Michael Jordan Becomes Draft Kings Advisor
File this one under the ‘Go Big or Stay Home’ category.
Draft Kings has inked a former basketball player you might have heard of to serve as a special advisor to the company’s board. Yeah, Michael Jordan.
The Hall of Famer earns an equity stake in the sports betting juggernaut. The news predictably boosted DraftKings stock in morning trading, per Forbes.
“Michael Jordan is among the most important figures in sports and culture, who forever redefined the modern athlete and entrepreneur,” DraftKings co-founder and CEO Jason Robins said in a statement this week. “The strategic counsel and business acumen Michael brings to our board is invaluable, and I am excited to have him join our team.”
Michael Jordan Draft Kings advisor
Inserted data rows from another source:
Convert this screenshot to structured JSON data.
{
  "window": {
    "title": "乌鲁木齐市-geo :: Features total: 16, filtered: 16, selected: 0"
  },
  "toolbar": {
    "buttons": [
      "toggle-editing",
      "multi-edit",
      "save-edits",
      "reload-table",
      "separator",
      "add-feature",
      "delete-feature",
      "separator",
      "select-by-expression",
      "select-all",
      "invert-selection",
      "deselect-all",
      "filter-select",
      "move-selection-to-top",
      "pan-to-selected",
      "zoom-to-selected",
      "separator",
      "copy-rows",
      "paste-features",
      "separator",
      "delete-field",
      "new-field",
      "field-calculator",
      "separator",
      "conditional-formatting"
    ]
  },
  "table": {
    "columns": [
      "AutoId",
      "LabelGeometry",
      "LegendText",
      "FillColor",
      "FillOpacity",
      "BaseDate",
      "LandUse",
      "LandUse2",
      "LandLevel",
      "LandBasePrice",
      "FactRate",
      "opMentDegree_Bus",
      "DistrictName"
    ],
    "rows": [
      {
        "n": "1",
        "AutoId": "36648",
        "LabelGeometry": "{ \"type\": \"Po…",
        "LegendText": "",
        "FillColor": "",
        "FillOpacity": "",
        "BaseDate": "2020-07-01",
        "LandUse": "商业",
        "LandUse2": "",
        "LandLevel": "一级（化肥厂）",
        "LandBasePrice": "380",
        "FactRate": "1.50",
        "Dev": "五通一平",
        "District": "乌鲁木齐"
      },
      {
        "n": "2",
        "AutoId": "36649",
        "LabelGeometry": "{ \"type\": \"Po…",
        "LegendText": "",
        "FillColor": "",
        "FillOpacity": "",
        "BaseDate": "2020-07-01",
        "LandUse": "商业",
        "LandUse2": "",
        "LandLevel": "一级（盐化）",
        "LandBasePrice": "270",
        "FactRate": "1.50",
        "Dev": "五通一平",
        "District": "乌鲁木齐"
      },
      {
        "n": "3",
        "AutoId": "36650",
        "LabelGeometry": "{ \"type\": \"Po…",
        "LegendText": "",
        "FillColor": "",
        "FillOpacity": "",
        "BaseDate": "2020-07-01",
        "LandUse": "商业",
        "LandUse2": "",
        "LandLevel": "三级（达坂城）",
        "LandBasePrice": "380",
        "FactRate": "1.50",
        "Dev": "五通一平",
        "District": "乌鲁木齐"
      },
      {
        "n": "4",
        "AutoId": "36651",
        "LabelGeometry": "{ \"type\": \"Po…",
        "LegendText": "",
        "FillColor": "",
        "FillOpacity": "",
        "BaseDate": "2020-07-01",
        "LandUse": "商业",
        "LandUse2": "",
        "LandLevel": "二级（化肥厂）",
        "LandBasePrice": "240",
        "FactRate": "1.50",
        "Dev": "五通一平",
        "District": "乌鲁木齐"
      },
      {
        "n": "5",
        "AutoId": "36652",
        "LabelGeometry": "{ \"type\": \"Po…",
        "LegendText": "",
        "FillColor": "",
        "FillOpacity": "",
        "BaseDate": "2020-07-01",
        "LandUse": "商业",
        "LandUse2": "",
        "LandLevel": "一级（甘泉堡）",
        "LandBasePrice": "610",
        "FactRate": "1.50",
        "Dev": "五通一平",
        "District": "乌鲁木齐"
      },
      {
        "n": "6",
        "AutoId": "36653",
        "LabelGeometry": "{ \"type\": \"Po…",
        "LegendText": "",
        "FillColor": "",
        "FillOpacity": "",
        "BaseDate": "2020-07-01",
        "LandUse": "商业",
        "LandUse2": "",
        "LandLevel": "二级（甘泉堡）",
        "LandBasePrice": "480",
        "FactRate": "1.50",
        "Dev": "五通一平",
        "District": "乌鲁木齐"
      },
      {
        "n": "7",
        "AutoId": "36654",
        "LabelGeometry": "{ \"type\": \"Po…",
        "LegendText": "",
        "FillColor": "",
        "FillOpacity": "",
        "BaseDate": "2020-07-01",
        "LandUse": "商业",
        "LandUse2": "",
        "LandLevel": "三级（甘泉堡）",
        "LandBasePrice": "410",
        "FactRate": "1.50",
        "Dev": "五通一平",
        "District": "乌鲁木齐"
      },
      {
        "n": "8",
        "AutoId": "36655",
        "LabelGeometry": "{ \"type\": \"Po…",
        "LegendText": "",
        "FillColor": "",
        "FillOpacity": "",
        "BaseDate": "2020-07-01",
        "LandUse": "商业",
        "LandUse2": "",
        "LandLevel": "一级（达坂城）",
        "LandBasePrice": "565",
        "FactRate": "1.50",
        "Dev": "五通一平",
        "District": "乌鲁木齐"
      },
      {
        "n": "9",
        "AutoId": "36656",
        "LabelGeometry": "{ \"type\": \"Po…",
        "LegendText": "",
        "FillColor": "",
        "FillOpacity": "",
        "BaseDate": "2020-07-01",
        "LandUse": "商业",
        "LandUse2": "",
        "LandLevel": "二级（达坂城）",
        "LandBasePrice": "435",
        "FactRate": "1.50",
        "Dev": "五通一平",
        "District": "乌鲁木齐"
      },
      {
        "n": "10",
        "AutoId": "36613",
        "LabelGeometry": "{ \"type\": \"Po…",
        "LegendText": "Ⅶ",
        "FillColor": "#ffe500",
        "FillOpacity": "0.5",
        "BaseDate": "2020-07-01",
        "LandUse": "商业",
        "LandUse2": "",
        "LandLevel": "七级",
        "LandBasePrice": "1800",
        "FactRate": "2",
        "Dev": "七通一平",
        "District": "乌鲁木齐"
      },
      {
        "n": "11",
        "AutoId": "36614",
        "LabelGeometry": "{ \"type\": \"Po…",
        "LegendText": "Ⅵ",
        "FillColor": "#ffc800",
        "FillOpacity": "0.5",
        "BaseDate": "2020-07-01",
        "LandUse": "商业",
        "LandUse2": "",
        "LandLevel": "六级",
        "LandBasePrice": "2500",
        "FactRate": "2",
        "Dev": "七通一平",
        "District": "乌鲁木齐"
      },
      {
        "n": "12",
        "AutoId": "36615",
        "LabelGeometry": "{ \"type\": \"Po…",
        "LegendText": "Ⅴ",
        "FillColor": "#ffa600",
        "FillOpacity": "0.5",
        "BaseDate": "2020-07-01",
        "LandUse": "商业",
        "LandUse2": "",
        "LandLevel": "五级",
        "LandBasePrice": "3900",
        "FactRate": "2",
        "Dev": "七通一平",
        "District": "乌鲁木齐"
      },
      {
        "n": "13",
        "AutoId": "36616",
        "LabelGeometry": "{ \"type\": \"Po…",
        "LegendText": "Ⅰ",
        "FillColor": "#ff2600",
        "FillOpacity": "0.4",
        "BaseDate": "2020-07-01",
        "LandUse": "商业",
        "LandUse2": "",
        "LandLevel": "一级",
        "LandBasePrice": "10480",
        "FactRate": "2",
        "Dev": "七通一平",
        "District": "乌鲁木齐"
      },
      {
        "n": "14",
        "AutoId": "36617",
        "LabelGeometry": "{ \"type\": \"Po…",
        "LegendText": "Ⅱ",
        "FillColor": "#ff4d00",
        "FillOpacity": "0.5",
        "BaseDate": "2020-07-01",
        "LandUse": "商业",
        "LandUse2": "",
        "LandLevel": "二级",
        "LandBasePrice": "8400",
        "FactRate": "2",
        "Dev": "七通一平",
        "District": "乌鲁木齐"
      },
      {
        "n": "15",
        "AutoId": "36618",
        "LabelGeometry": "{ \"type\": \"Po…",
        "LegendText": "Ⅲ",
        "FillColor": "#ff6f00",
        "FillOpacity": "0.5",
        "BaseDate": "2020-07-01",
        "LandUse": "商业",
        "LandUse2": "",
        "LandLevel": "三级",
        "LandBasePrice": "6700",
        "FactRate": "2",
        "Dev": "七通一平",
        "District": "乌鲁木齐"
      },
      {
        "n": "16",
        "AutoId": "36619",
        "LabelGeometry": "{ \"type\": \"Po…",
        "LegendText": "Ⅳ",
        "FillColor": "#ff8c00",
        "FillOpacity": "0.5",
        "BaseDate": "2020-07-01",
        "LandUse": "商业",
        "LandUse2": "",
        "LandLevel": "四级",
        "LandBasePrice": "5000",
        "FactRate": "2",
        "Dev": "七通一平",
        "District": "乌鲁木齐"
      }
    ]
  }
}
No kidding. And don’t forget betting acumen. Jordan was known for his competitive fire and need to bet on anything from golf matches to card games with teammates. The conspiracy theory that his first retirement sprung from an unannounced suspension due to his gambling habits has been routinely debunked.
The theory was revived and dismissed by Jordan is this year’s documentary The Last Dance.
DraftKings went public in April, smack in the middle of the Covid-19 pandemic and its share price has climbed steadily. Jordan is tasked with advising on company strategy, product development, marketing activities among other things, according to the statement.
Terms of the deal were not disclosed, other than Jordan would receive an equity position in the company.
DraftKings has busily been working its magic as states begin approving regulatory frameworks for sports betting. It recently launched in Illinois and benefits from a change of heart from Gov. JB Pritzker who removed a requirement to sign up and deposit at physical sportsbook locations. That change opens the door for mobile registration and should prove a great move for Illinois operations and Illinois bettors.
DraftKings, which went public April 24 with a closing price of $19.35, has seen its shares grow steadily over the spring and summer even as the coronavirus upended professional sports